I like to think of myself as not only an avid reader of black liberation struggles but also a feminist ally. Yet I know the life, politics, works and anything else of Malcolm X, Stokely Carmichael, Martin Luther King but none of Ella Baker, Fannie Lou Hamer or even Maya Angelou. At the root of this problem is misogyny -Yes I do consider myself misogynistic- but fighting it every single day.
Unconsciously I know that I have a belief that these black men were the ‘heroes’ of the Civil Rights and Black Liberation movement, yet, as a Historian (in-training) I know this to be false, if it weren’t for black women the CRM wouldn’t have been nearly as successful. Albeit, I know I am not the only one who has made mistakes like this but as a leftist, claiming to uplift all oppressed peoples, I of all people should have known better.
So, when she passed away I found out more about her than I still do of many of heroines of the movement.

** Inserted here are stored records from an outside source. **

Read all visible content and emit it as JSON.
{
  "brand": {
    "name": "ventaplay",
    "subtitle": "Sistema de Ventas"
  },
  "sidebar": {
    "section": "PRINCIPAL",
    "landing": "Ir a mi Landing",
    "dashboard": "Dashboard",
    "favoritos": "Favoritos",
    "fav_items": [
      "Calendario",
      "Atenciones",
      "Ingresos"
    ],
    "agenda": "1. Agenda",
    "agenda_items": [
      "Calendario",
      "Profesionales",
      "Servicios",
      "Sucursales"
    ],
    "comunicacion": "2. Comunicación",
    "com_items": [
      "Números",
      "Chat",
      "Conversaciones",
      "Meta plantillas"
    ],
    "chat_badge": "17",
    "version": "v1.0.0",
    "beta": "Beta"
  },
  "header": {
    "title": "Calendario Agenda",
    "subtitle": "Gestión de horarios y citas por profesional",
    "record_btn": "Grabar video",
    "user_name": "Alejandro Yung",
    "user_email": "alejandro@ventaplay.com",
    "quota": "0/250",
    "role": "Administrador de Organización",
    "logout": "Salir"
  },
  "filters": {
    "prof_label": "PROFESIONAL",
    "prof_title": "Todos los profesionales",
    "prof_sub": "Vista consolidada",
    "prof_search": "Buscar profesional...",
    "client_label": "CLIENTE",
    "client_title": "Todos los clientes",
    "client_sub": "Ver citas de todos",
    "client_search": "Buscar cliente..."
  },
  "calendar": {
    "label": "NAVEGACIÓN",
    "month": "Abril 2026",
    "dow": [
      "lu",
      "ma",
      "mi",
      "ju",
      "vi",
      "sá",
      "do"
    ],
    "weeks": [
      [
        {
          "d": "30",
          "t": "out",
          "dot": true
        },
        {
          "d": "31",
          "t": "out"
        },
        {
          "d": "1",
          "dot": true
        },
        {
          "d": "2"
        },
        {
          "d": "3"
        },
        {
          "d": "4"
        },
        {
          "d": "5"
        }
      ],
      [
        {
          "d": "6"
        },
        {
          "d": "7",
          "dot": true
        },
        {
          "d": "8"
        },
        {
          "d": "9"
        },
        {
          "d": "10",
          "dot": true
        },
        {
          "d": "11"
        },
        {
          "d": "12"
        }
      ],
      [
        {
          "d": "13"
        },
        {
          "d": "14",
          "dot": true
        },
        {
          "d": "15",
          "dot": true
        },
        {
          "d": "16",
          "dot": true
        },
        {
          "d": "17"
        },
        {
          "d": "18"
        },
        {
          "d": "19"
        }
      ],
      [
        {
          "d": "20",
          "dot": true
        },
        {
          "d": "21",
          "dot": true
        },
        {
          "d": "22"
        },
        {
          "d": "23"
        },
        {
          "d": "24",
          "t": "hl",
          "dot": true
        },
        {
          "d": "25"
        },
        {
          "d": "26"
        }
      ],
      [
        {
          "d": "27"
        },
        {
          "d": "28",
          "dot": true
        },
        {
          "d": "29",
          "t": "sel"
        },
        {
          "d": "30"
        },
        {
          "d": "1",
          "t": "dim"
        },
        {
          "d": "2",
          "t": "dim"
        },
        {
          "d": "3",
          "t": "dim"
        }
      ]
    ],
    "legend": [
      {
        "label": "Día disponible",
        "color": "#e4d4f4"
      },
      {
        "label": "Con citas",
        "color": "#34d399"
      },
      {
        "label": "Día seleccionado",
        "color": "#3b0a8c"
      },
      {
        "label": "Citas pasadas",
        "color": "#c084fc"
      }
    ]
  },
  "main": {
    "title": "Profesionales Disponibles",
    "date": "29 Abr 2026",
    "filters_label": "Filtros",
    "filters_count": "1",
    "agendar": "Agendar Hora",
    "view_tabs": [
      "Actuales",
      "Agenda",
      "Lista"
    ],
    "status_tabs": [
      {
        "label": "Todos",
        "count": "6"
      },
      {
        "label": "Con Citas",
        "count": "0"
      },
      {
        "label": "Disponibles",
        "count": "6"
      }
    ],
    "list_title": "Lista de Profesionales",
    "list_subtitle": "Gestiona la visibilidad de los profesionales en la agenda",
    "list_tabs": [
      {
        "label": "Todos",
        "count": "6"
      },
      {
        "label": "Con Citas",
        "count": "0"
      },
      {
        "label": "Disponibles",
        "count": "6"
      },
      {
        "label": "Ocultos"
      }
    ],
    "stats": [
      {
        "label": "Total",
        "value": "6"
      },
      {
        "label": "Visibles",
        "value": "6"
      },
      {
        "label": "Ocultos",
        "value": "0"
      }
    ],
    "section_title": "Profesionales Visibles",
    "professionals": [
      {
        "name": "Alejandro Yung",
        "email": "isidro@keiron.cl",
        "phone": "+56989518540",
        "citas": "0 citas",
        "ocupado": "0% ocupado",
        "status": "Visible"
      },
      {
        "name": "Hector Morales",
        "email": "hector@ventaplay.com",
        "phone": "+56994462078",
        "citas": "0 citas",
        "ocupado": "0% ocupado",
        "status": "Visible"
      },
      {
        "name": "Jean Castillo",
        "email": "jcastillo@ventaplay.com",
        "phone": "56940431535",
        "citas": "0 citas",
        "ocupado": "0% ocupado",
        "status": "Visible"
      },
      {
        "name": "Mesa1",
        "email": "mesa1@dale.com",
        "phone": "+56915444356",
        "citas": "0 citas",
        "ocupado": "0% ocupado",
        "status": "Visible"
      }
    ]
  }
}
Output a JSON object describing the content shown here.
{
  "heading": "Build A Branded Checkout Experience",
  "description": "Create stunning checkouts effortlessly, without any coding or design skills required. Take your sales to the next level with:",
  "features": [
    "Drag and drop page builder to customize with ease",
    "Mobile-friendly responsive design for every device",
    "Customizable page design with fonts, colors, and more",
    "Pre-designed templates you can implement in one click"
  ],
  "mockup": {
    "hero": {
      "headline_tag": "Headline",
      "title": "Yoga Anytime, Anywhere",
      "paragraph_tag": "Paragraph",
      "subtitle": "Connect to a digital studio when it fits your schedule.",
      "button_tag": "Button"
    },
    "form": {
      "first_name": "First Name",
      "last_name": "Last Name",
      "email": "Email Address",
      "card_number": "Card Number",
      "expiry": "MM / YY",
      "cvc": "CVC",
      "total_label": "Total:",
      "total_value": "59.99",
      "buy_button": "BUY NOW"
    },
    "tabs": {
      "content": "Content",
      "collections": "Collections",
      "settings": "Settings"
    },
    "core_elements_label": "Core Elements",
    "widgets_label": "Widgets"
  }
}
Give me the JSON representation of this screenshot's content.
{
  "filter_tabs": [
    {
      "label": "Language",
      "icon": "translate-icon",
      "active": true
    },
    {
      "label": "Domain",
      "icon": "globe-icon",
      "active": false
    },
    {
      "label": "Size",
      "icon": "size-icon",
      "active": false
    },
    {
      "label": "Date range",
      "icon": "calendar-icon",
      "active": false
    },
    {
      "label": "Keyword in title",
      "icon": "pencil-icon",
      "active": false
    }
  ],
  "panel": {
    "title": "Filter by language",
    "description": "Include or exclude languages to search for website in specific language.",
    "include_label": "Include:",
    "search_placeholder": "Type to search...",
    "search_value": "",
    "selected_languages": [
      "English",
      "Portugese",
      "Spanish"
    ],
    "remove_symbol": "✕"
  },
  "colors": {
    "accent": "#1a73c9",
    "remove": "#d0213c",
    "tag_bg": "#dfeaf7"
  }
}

She was a Pan-African, who supported the liberation of Mumia Abu-Jamal, friends with Malcolm X and Fidel Castro, she used her poetry and oratory to uplift, oppressed peoples of this nation. She was a humble giant, dedicated, lovable but never too serious. She had a past that some would consider ‘unholy’ or which tarnished her reputation, she was a sex worker, but not to me. She was one of the greatest to ever write but she was all but forgotten until her untimely passing.
Her revolutionary teachings made black boys feel like kings, and black women as queens. She was unequivocally herself, she knew no bounds but that is a good thing.
So today that I honor her life and presence, I have to look back in shame at my overtly sexist mind to see that this women inspired millions with her words, touch. laugh and smile and she deserves to rest in peace and power.
Whether she registered a million voters or none, whether she was a sex worker or not, whether she was black nationalist or not, we all can rejoice in these simple words: she was one hundred percent herself.